March 24, 2010, - 3:00 pm
Semantics of Vannity: New Hannity Soldiers Scam – “Buy My Book, (Non-Existent) Profits Go to Troops Charity”
I recently told you about the scam called “Freedom Concerts” and the Freedom Alliance, the charity that spends most of its money on wasteful expenses and consultants and very little on severely wounded American soldiers and scholarships for the children of fallen soldiers. I showed you that, while Hannity lied to his radio audience, stating that a $30,000 donation from Boca Java would pay for a whole year in college for one of these kids, in fact Freedom Alliance has yet to pay for the whole year in college for a single such child of an American soldier who died in battle. In fact, I’ve since discovered that the scam is even larger than I originally reported, that in fact–despite his denials–Freedom Concert money, in fact, went to fly Hannity around the country in private jets and put him and his family and friends in swanky hotel suites. I’ll be writing more about this in the coming days.
Wyclef Sean – New Hannity Scam:
“Buy My Book; [Non-Existent] ‘Profits’ Will go to Troops”
For now, though, let’s take a look at Hannity’s latest fraud on his blind followers and listeners. Next week, “Conservative Victory,” Sean Hannity’s new book will be released. Hannity said that he will donate all of the proceeds of the book to the Freedom Alliance. But that’s a semantics game and a cute trick. In fact, few books–the biggest best sellers among them–ever have “proceeds” or “profits,” and that’s likely to be the case here.

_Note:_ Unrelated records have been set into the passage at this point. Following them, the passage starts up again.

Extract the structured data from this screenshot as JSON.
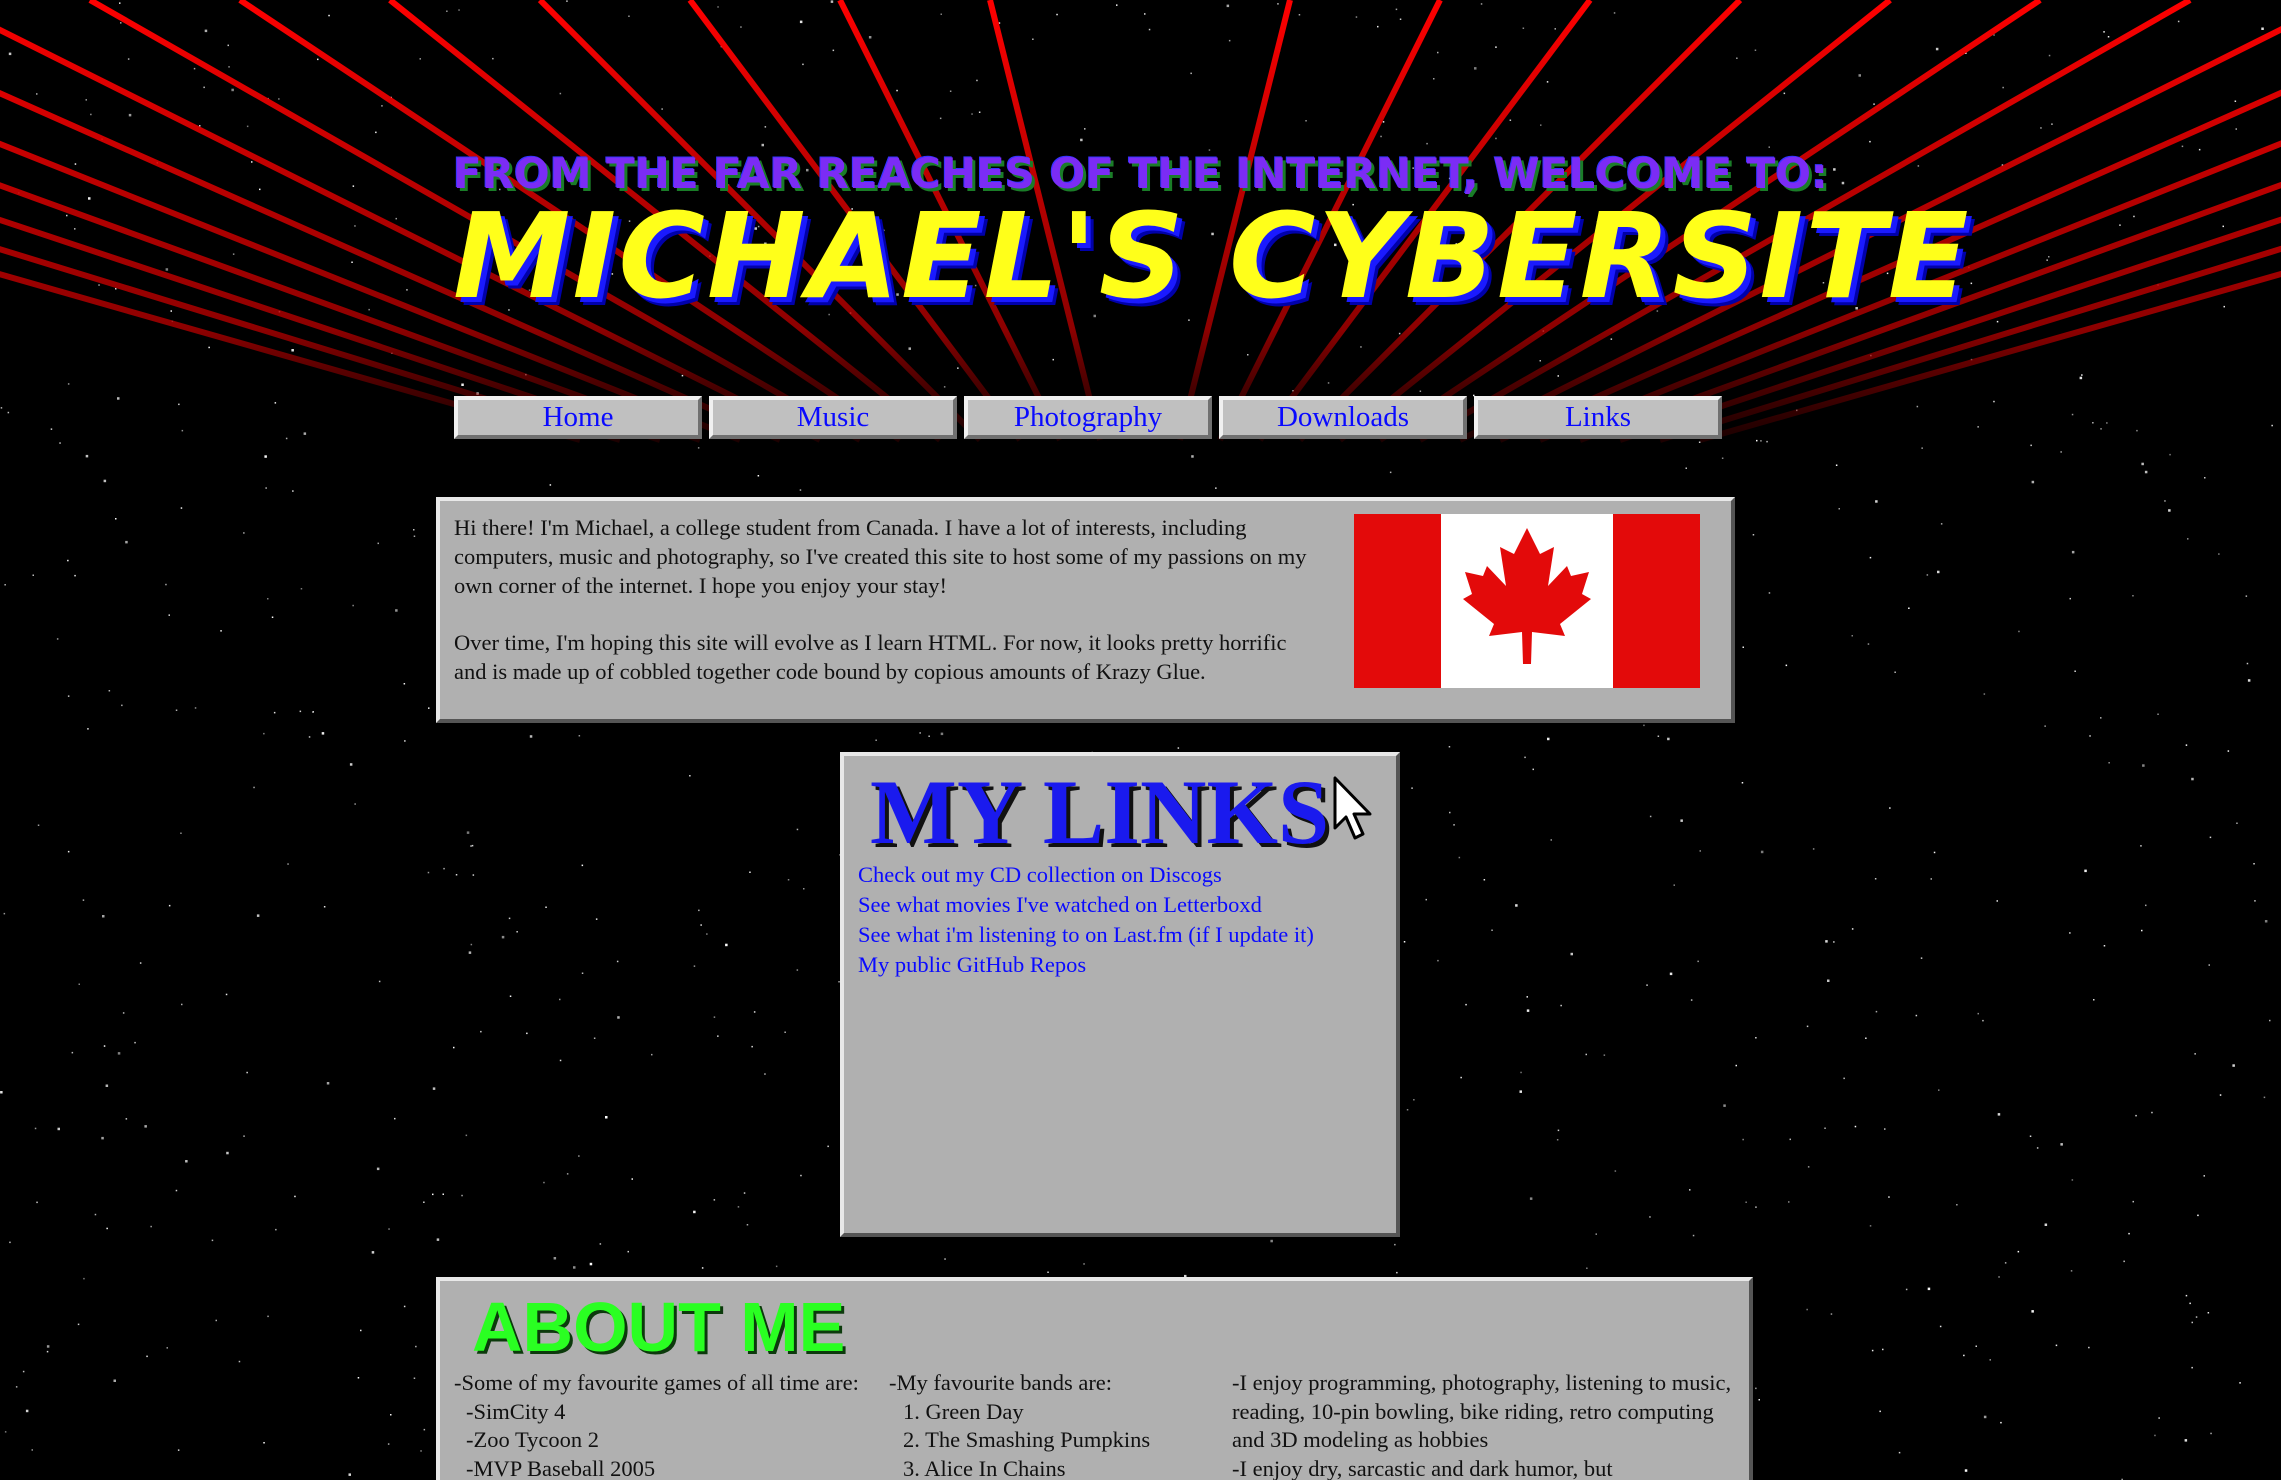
{
  "header": {
    "tagline": "FROM THE FAR REACHES OF THE INTERNET, WELCOME TO:",
    "title": "MICHAEL'S CYBERSITE"
  },
  "nav": {
    "items": [
      {
        "label": "Home"
      },
      {
        "label": "Music"
      },
      {
        "label": "Photography"
      },
      {
        "label": "Downloads"
      },
      {
        "label": "Links"
      }
    ]
  },
  "intro": {
    "paragraph1": "Hi there! I'm Michael, a college student from Canada. I have a lot of interests, including computers, music and photography, so I've created this site to host some of my passions on my own corner of the internet. I hope you enjoy your stay!",
    "paragraph2": "Over time, I'm hoping this site will evolve as I learn HTML. For now, it looks pretty horrific and is made up of cobbled together code bound by copious amounts of Krazy Glue.",
    "flag_icon": "canada-flag-icon"
  },
  "links_panel": {
    "heading": "MY LINKS",
    "links": [
      {
        "label": "Check out my CD collection on Discogs"
      },
      {
        "label": "See what movies I've watched on Letterboxd"
      },
      {
        "label": "See what i'm listening to on Last.fm (if I update it)"
      },
      {
        "label": "My public GitHub Repos"
      }
    ]
  },
  "about": {
    "heading": "ABOUT ME",
    "games_title": "-Some of my favourite games of all time are:",
    "games": [
      "-SimCity 4",
      "-Zoo Tycoon 2",
      "-MVP Baseball 2005"
    ],
    "bands_title": "-My favourite bands are:",
    "bands": [
      "1. Green Day",
      "2. The Smashing Pumpkins",
      "3. Alice In Chains"
    ],
    "hobbies": "-I enjoy programming, photography, listening to music, reading, 10-pin bowling, bike riding, retro computing and 3D modeling as hobbies",
    "humor": "-I enjoy dry, sarcastic and dark humor, but"
  },
  "colors": {
    "grid": "#ff0000",
    "panel": "#b0b0b0",
    "link": "#0a0aff",
    "title_yellow": "#ffff1a",
    "about_green": "#2aff22"
  }
}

What Freedom Alliance does with the money and how the organization wastes it on expenses is one thing, but the larger question is: how much money will they actually see from Hannity’s book, which he is marketing as something that will help the injured troops and the kids of fallen troops? Very little, it appears.
The key word is “proceeds.” Anyone who knows anything about the publishing industry knows that there are almost always zero proceeds for a book. The real money is paid up front in the form of an “advance.” And until the book sells enough copies to pay back that advance plus all printing/publishing and marketing costs, there are almost never any “proceeds” or “profits.” That’s likely to be the case with Hannity’s book, even if it’s a mega-best seller. That’s because Hannity, industry sources say, got an advance on his book of about $1 million. Think Hannity wrote a check and gave that million to Freedom Alliance? Think again.

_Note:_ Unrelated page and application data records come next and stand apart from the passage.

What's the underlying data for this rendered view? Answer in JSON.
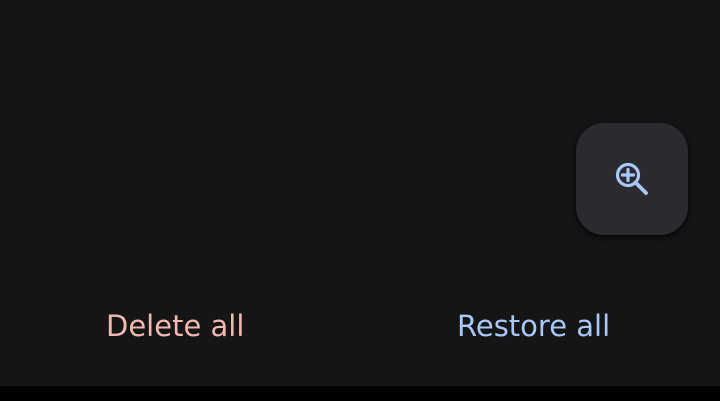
{
  "screen": {
    "background": "#151515"
  },
  "zoom_button": {
    "icon": "zoom-in-icon",
    "icon_color": "#a8c7fa",
    "background": "#2a2b2e"
  },
  "actions": {
    "delete_all_label": "Delete all",
    "delete_all_color": "#f0b8ae",
    "restore_all_label": "Restore all",
    "restore_all_color": "#a8c7fa"
  }
}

And because his book is a paperback and, therefore, has a lower cover price, only about $1 per book will go to cover the advance. The rest has to go for those other costs: paper, printing, marketing, etc. The publisher will have to sell at least a million books to break even.
But that’s not all. Hannity announced a 17-city promotional tour to promote the book. That means more private planes, luxe SUVs, and hotel suites for Hannity and his entourage, including his FOX News and nationally syndicated radio show producers. And that eats into any proceeds after the million books, assuming he sells that many. Plus, he’s bringing Sarah Palin on his book tour, too. More costs.

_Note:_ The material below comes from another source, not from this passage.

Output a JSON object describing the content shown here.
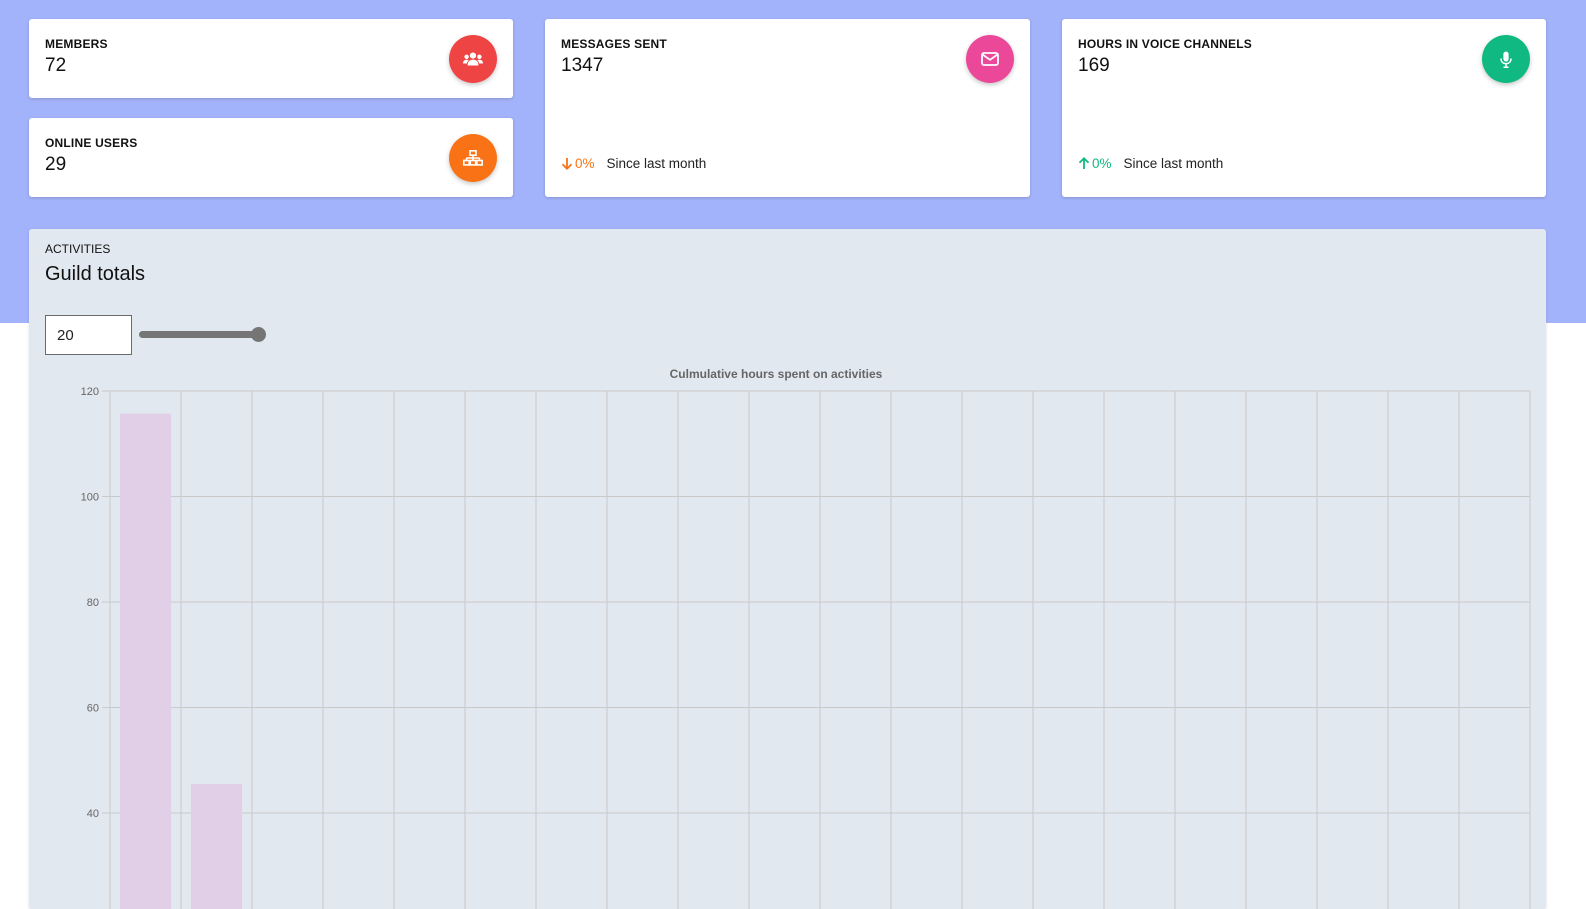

Given all this, it’s unlikely Freedom Alliance will ever see any “proceeds” or “profits” from this book. And even if the group did, well . . . you know its dismal record of giving very little to severely wounded troops and the children of the fallen.
The next time Sean Hannity announces he’s giving the “profits” or “proceeds” of anything to charity, do the math and use your critical thinking skills. And you’ll see the end result: bupkus. And he knows that, which is why he’s misleading people with yet another semantics game.
But it’s a great marketing technique that’ll help him sell more books. His blind faith minions will be echoing the mindless drivel: “Sean’s supporting the troops.”
“Great American”? Not even close. But definitely a great capitalist.
Tags: advance, book, Charity, children of the fallen, Conservative Victory, Freedom Alliance, no profits, proceeds, profits, scam, scholarships, Sean Hannity, semantics, soldiers, wounded soldiers